A fracture is commonly referred to as a broken bone. Typically it takes a bone six weeks to heal, however some of the smaller bones in your hand can heal more quickly at around three to four weeks.
It is extremely important for the bone to be immobilised with the correct alignment to allow for healing without any shortening or rotation of the bone.
What may I experience?
What should I do?
The bone can be immobilised with a fibreglass cast, a splint or surgically by a k-wire or plates and screws (typically called an open reduction and internal fixation - ORIF)
If you are in a cast or splint, then it is important to move all the joints not fractured. Your therapist will give you these exercises to keep everything else working while the bone heals. Once your cast is removed, then you will be given strengthening exercises to restore movement to the injured bone.
If your fracture required plates and screws, you will have a wound and sutures to be removed at 10 days. You then will be given advice to look after your scar with silicon, compression and massage. Your therapist will give you exercises to do about a week after the surgery to help restore your range of motion and strength. If you have had an ORIF then typically the hardware stays in your hand and you become used to it and don’t even know it is there. Occasionally, however, the hardware may need to be removed.
What can I expect?
During the first four weeks do not to lift anything heavier the 1kg.
Once the bone is healed, at 6 weeks, you can perform all everyday tasks. If you need to lift heavy weights, or your job requires a lot of physical strength, then you will need to do strengthening exercises to regain your strength.
You should contact your car insurance about when you are able to drive, but it is not recommended to drive with a splint or cast on.

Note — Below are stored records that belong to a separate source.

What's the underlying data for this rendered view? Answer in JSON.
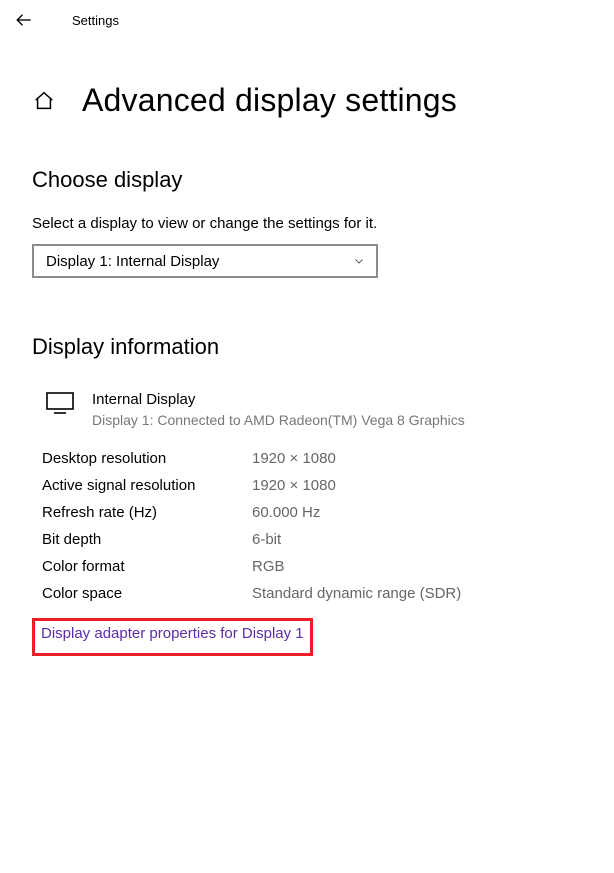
{
  "titlebar": {
    "app_name": "Settings"
  },
  "page": {
    "title": "Advanced display settings"
  },
  "choose_display": {
    "heading": "Choose display",
    "description": "Select a display to view or change the settings for it.",
    "selected": "Display 1: Internal Display"
  },
  "display_info": {
    "heading": "Display information",
    "name": "Internal Display",
    "connection": "Display 1: Connected to AMD Radeon(TM) Vega 8 Graphics",
    "specs": [
      {
        "label": "Desktop resolution",
        "value": "1920 × 1080"
      },
      {
        "label": "Active signal resolution",
        "value": "1920 × 1080"
      },
      {
        "label": "Refresh rate (Hz)",
        "value": "60.000 Hz"
      },
      {
        "label": "Bit depth",
        "value": "6-bit"
      },
      {
        "label": "Color format",
        "value": "RGB"
      },
      {
        "label": "Color space",
        "value": "Standard dynamic range (SDR)"
      }
    ],
    "adapter_link": "Display adapter properties for Display 1"
  }
}
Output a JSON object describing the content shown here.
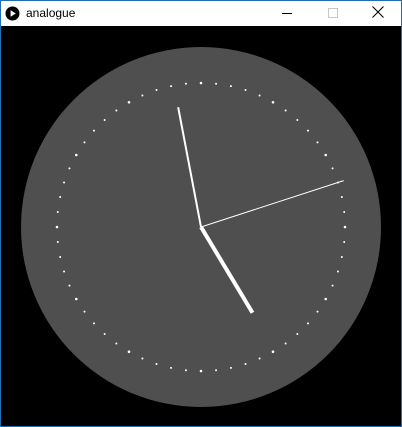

Wrist instability occurs when one or more of the wrist ligaments have lost integrity, are lax, or damaged. This alters the normal wrist mechanics of the carpal bones and hence affects your hand function.